I am terrible about it, too! Thus the newsletter. I need to learn to practice what I preach.
Doug Rainbow said, "I believe that perfectionism is a form of insecurity that contributes to excessive editing. The insecure author does not want to put anything "out there" unless it is perfect. That author always finds (or imagines) something to make his story. That is why "perfect is the enemy of the good.""
I don't know. I think, for some, perfection is more of a security blanket in an attempt to protect against future rejection - when actually, it doesn't protect against it at all. It is an impossible goal, some say, but I have seen stories I believe are just perfect. I would not change a thing. However, I am sure the author likely thinks differently.
lawli said, "That is so me.. I'm doing it right now with my hope-to-be novel "Silent Worlds"."
Well... quit it!
Drunken Chords said, "I mental edit. Not a good thing when you want to actually finish something. By 'Mental Edit', i mean scripting scenes for the characters without a pencil or keyboard: like when i have nothing to write with or am in the middle of another task that i definitely can't put off. It's a bad habit, i know. I used to do it during tests and classes alot in high school :D "
I would actually be interested in knowing how you remember those scenes, once you have constructed them.

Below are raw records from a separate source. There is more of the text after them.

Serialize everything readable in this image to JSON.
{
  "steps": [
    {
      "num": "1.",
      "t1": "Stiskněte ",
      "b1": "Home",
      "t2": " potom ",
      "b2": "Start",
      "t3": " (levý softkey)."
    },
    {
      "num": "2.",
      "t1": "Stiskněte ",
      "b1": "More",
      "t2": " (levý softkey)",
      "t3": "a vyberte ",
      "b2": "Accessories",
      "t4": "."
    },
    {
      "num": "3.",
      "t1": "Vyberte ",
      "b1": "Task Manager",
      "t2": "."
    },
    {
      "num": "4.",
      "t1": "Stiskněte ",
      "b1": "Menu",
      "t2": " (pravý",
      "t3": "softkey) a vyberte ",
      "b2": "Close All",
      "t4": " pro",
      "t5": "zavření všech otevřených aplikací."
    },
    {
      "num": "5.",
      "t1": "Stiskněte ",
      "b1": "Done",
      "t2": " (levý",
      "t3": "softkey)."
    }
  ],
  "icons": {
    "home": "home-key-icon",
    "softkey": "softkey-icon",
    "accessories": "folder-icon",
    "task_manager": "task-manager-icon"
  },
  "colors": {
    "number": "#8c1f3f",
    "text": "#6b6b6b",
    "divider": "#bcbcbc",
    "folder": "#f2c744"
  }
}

I have to write things down, or I will forget. I think my brain cells are starting to leak out my ears...
This week's question:
What is the most helpful feedback you can receive from a reviewer?
Remember to put your answer to the question in the "Submit to this Newsletter" section. Be sure not to just hit "reply" to the email - I will lose it in my sea of emails.
To stop receiving this newsletter, click here for your newsletter subscription list. Simply uncheck the box next to any newsletter(s) you wish to cancel and then click to "Submit Changes". You can edit your subscriptions at any time.
|Noticing Newbies Archives | More From This Day | Print This Issue|